*** Opening Given records ***

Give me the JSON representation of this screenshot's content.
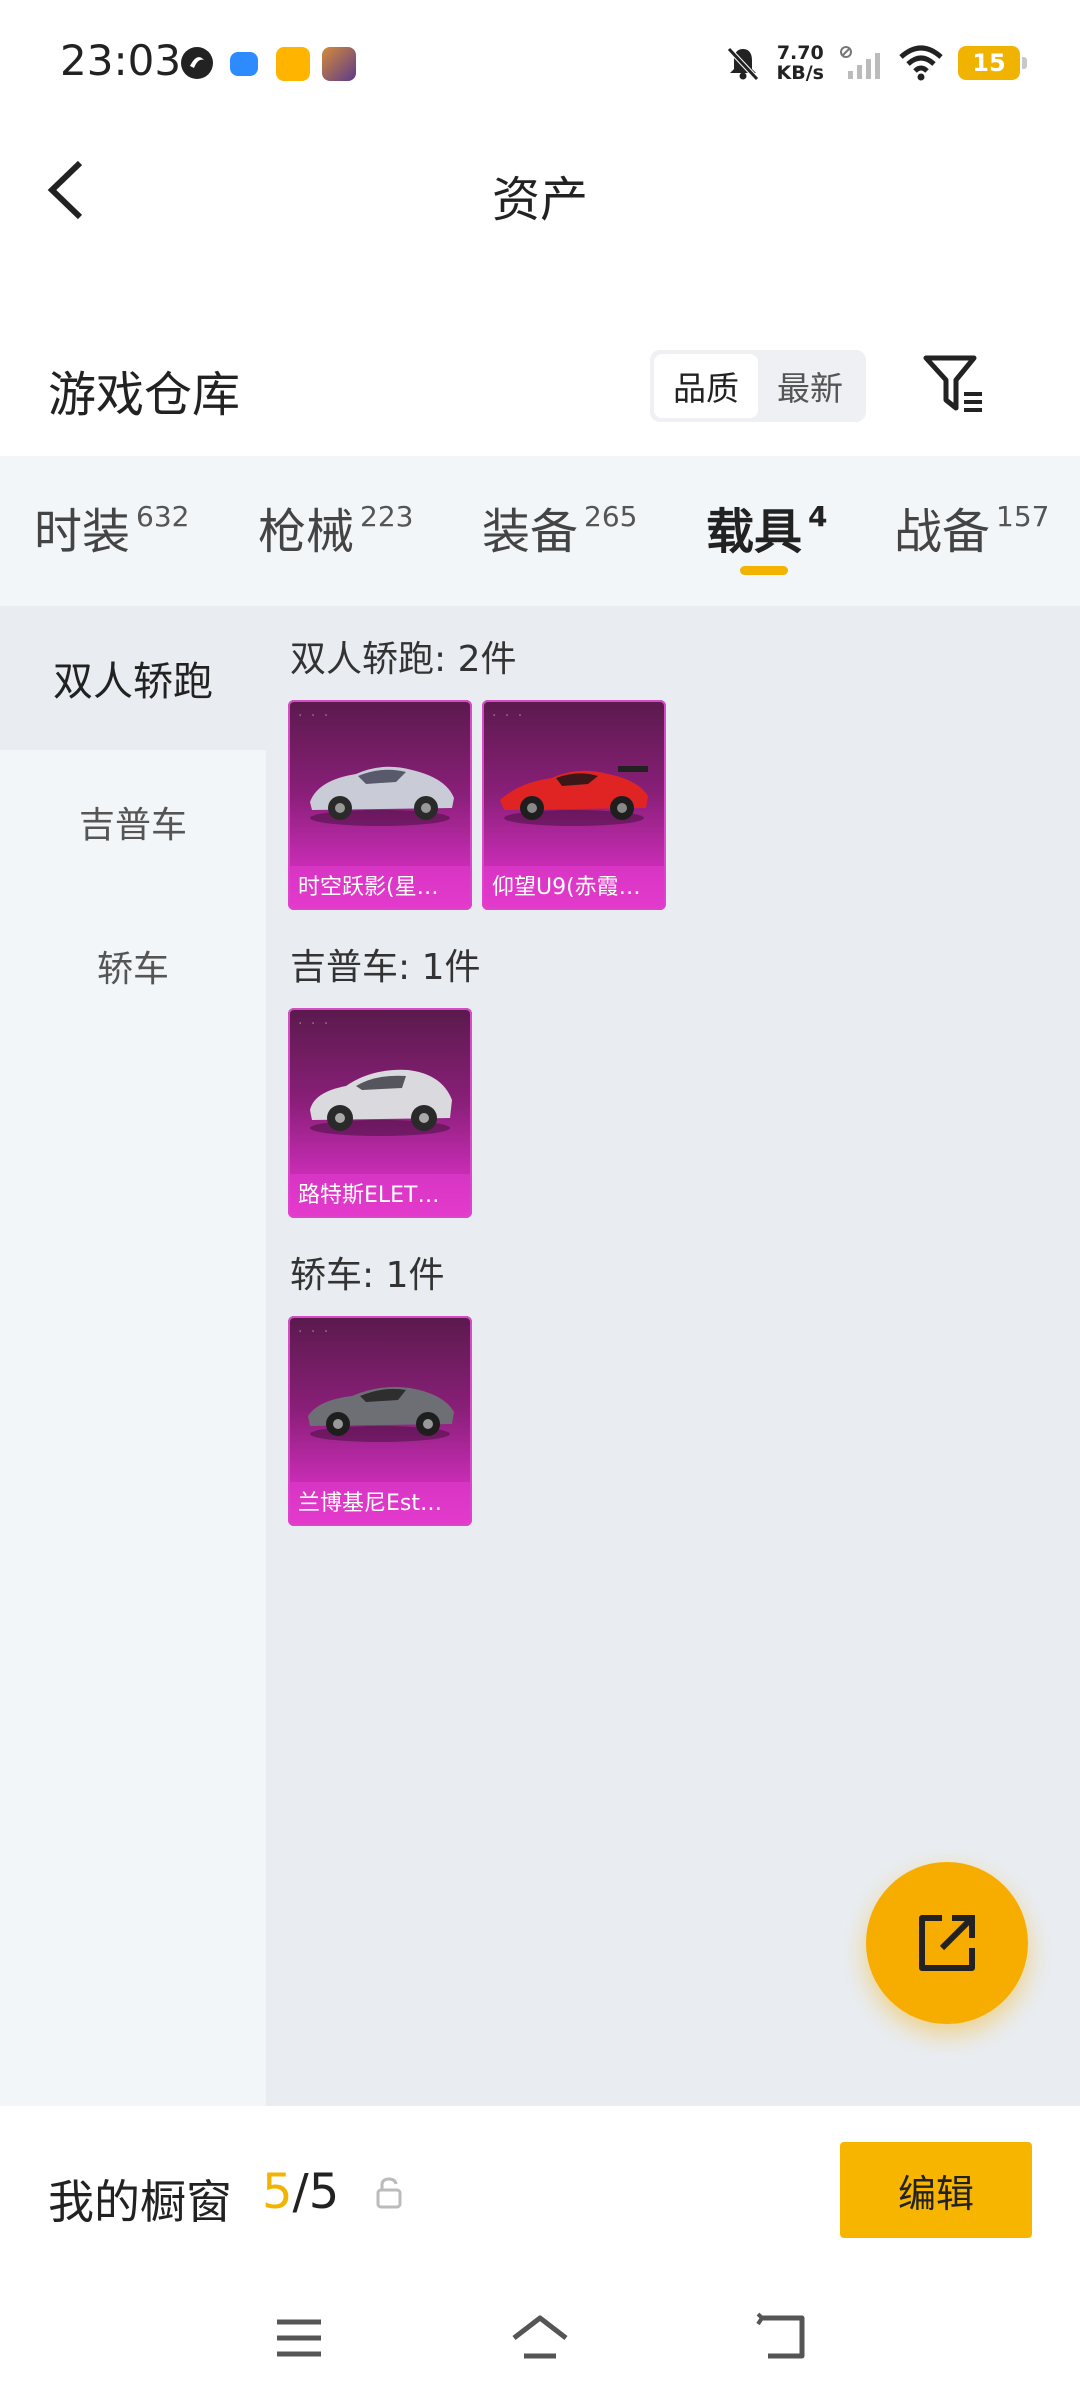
{
  "status_bar": {
    "time": "23:03",
    "net_speed_value": "7.70",
    "net_speed_unit": "KB/s",
    "battery": "15"
  },
  "nav": {
    "title": "资产"
  },
  "warehouse": {
    "title": "游戏仓库",
    "sort_options": [
      "品质",
      "最新"
    ],
    "active_sort": "品质"
  },
  "tabs": [
    {
      "label": "时装",
      "count": "632"
    },
    {
      "label": "枪械",
      "count": "223"
    },
    {
      "label": "装备",
      "count": "265"
    },
    {
      "label": "载具",
      "count": "4",
      "active": true
    },
    {
      "label": "战备",
      "count": "157"
    }
  ],
  "side_nav": {
    "items": [
      "双人轿跑",
      "吉普车",
      "轿车"
    ],
    "active": "双人轿跑"
  },
  "groups": [
    {
      "title": "双人轿跑: 2件",
      "items": [
        {
          "name": "时空跃影(星…",
          "car_color": "#c9ccd6"
        },
        {
          "name": "仰望U9(赤霞…",
          "car_color": "#e02424"
        }
      ]
    },
    {
      "title": "吉普车: 1件",
      "items": [
        {
          "name": "路特斯ELET…",
          "car_color": "#d9d9de"
        }
      ]
    },
    {
      "title": "轿车: 1件",
      "items": [
        {
          "name": "兰博基尼Est…",
          "car_color": "#6d6f74"
        }
      ]
    }
  ],
  "showcase": {
    "label": "我的橱窗",
    "current": "5",
    "separator": "/",
    "total": "5",
    "edit_label": "编辑"
  },
  "colors": {
    "accent": "#f2b400",
    "card_gradient_top": "#5a1a4c",
    "card_gradient_bottom": "#e239c8"
  }
}
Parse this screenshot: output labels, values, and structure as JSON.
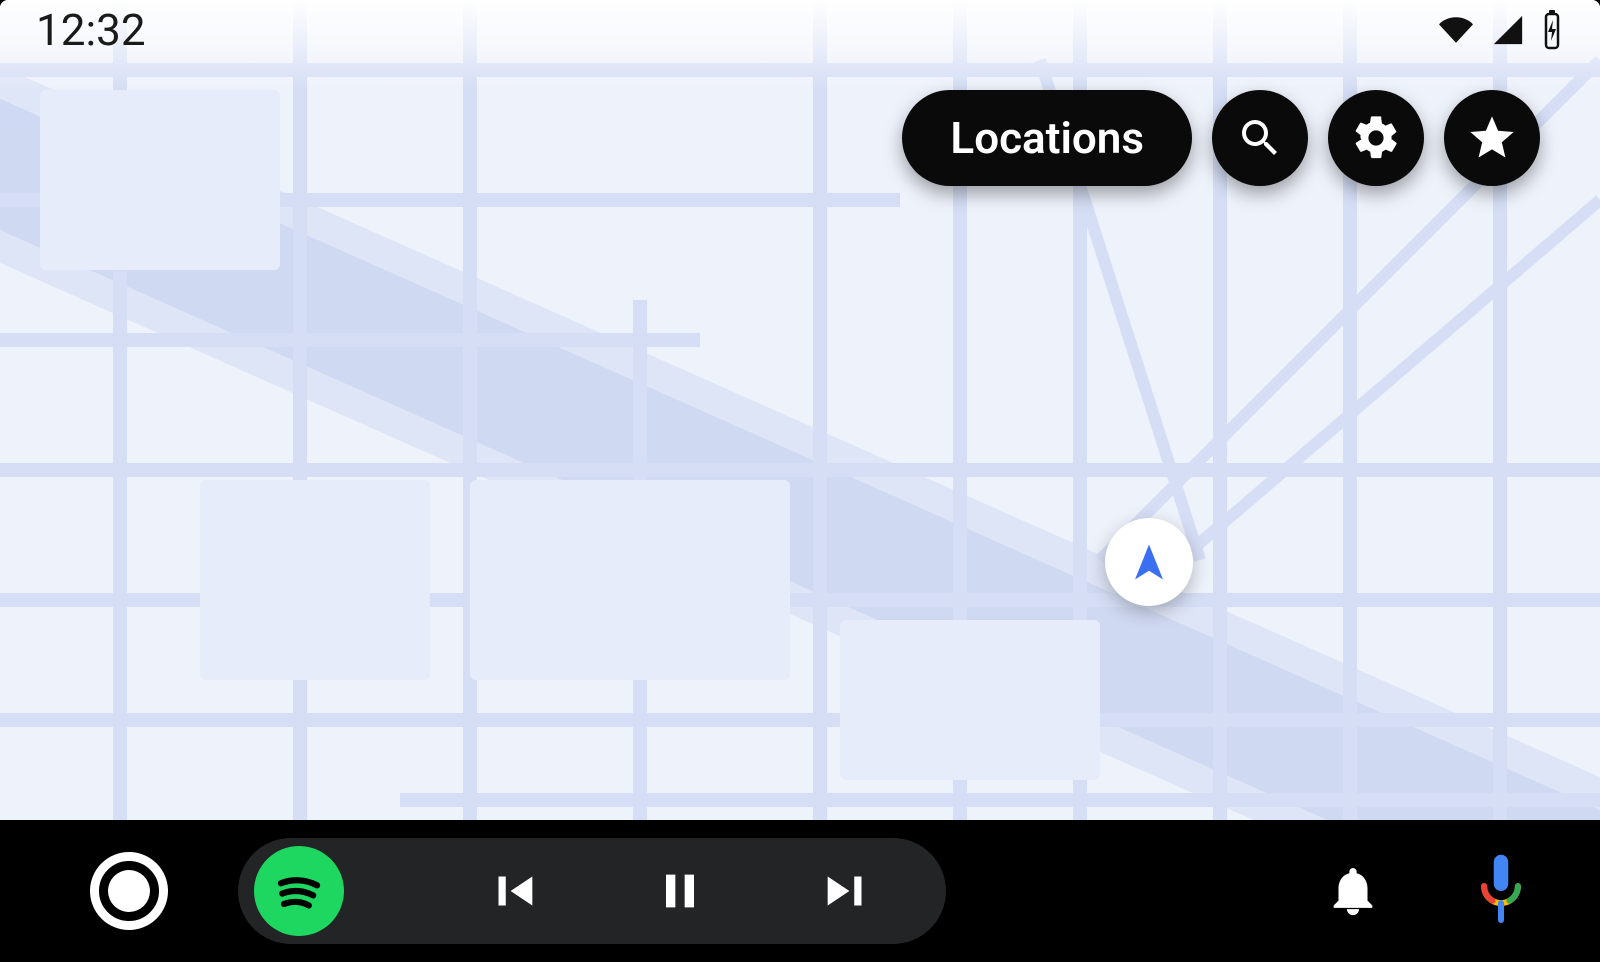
{
  "status": {
    "clock": "12:32",
    "wifi_icon": "wifi",
    "cell_icon": "cell-signal",
    "battery_icon": "battery-charging"
  },
  "map": {
    "actions": {
      "locations_label": "Locations",
      "search_icon": "search",
      "settings_icon": "settings",
      "favorites_icon": "star"
    },
    "marker": {
      "type": "current-location-arrow",
      "heading_deg": 0,
      "color": "#3a6ff2"
    }
  },
  "bottombar": {
    "home_icon": "launcher",
    "media": {
      "app_icon": "spotify",
      "prev_icon": "skip-previous",
      "playpause_icon": "pause",
      "next_icon": "skip-next"
    },
    "notifications_icon": "bell",
    "assistant_icon": "google-assistant-mic"
  },
  "colors": {
    "map_bg": "#eef2fb",
    "map_road": "#d5def5",
    "map_road2": "#c9d3ef",
    "accent_spotify": "#1ed760",
    "marker_blue": "#3a6ff2"
  }
}
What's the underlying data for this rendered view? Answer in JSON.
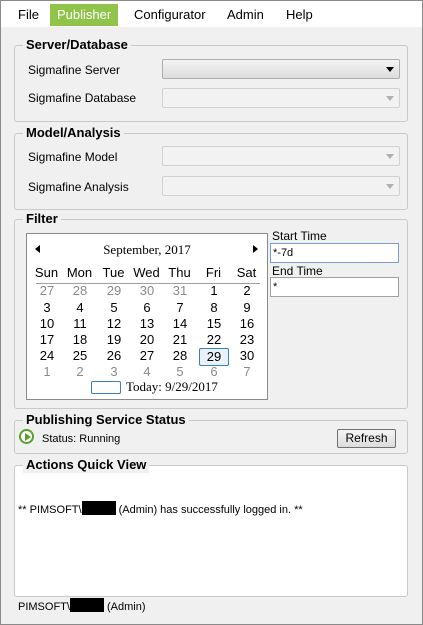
{
  "menu": [
    "File",
    "Publisher",
    "Configurator",
    "Admin",
    "Help"
  ],
  "server_group": {
    "title": "Server/Database",
    "server_label": "Sigmafine Server",
    "database_label": "Sigmafine Database"
  },
  "model_group": {
    "title": "Model/Analysis",
    "model_label": "Sigmafine Model",
    "analysis_label": "Sigmafine Analysis"
  },
  "filter": {
    "title": "Filter",
    "calendar": {
      "month_title": "September, 2017",
      "weekdays": [
        "Sun",
        "Mon",
        "Tue",
        "Wed",
        "Thu",
        "Fri",
        "Sat"
      ],
      "weeks": [
        [
          "27",
          "28",
          "29",
          "30",
          "31",
          "1",
          "2"
        ],
        [
          "3",
          "4",
          "5",
          "6",
          "7",
          "8",
          "9"
        ],
        [
          "10",
          "11",
          "12",
          "13",
          "14",
          "15",
          "16"
        ],
        [
          "17",
          "18",
          "19",
          "20",
          "21",
          "22",
          "23"
        ],
        [
          "24",
          "25",
          "26",
          "27",
          "28",
          "29",
          "30"
        ],
        [
          "1",
          "2",
          "3",
          "4",
          "5",
          "6",
          "7"
        ]
      ],
      "today_label": "Today: 9/29/2017",
      "selected_day": "29"
    },
    "start_time_label": "Start Time",
    "start_time_value": "*-7d",
    "end_time_label": "End Time",
    "end_time_value": "*"
  },
  "publishing": {
    "title": "Publishing Service Status",
    "status_text": "Status: Running",
    "refresh_label": "Refresh",
    "status_color": "#5aa02c"
  },
  "actions": {
    "title": "Actions Quick View",
    "message_prefix": "** PIMSOFT\\",
    "message_suffix": " (Admin) has successfully logged in. **"
  },
  "statusbar": {
    "user_prefix": "PIMSOFT\\",
    "user_suffix": " (Admin)"
  },
  "colors": {
    "accent": "#8fc34a",
    "selection_border": "#3c7fb1"
  }
}
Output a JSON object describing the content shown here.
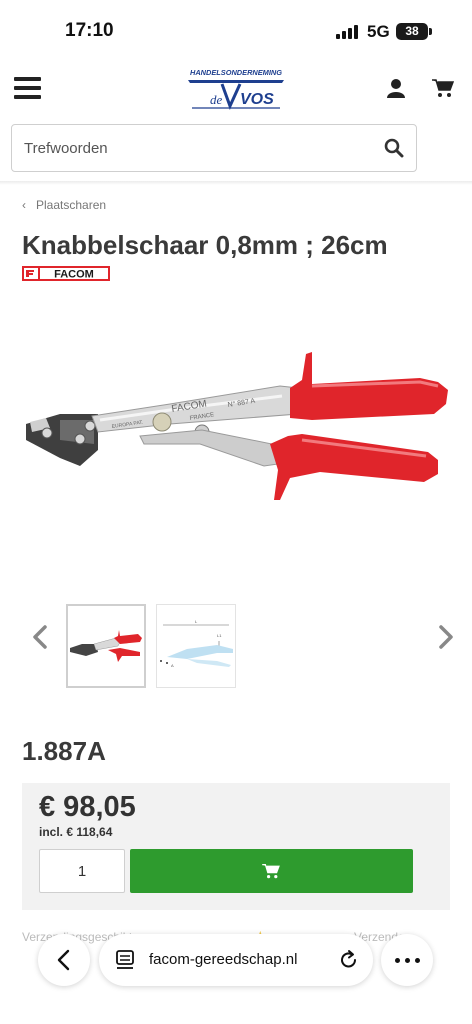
{
  "status_bar": {
    "time": "17:10",
    "network": "5G",
    "battery": "38"
  },
  "header": {
    "logo_top": "HANDELSONDERNEMING",
    "logo_de": "de",
    "logo_name": "VOS"
  },
  "search": {
    "placeholder": "Trefwoorden"
  },
  "breadcrumb": {
    "label": "Plaatscharen"
  },
  "product": {
    "title": "Knabbelschaar 0,8mm ; 26cm",
    "brand": "FACOM",
    "sku": "1.887A",
    "price": "€ 98,05",
    "price_incl": "incl. € 118,64",
    "quantity": "1",
    "image_engraving": "FACOM",
    "image_engraving_2": "FRANCE",
    "image_engraving_3": "N° 887 A",
    "image_engraving_4": "EUROPA PAT."
  },
  "gallery": {
    "thumbnail_dim_labels": [
      "L",
      "L1",
      "A"
    ]
  },
  "below_fold": {
    "shipping_left": "Verzendingsgeschikt",
    "shipping_right": "Verzenden"
  },
  "browser": {
    "url": "facom-gereedschap.nl"
  },
  "colors": {
    "add_to_cart": "#2e9b2e",
    "handle_red": "#e0252b",
    "price_box": "#f2f2f2",
    "logo_blue": "#1e3f8f"
  }
}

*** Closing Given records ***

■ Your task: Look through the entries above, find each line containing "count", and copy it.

■ Task output:
      "count": "632"
      "count": "223"
      "count": "265"
      "count": "4",
      "count": "157"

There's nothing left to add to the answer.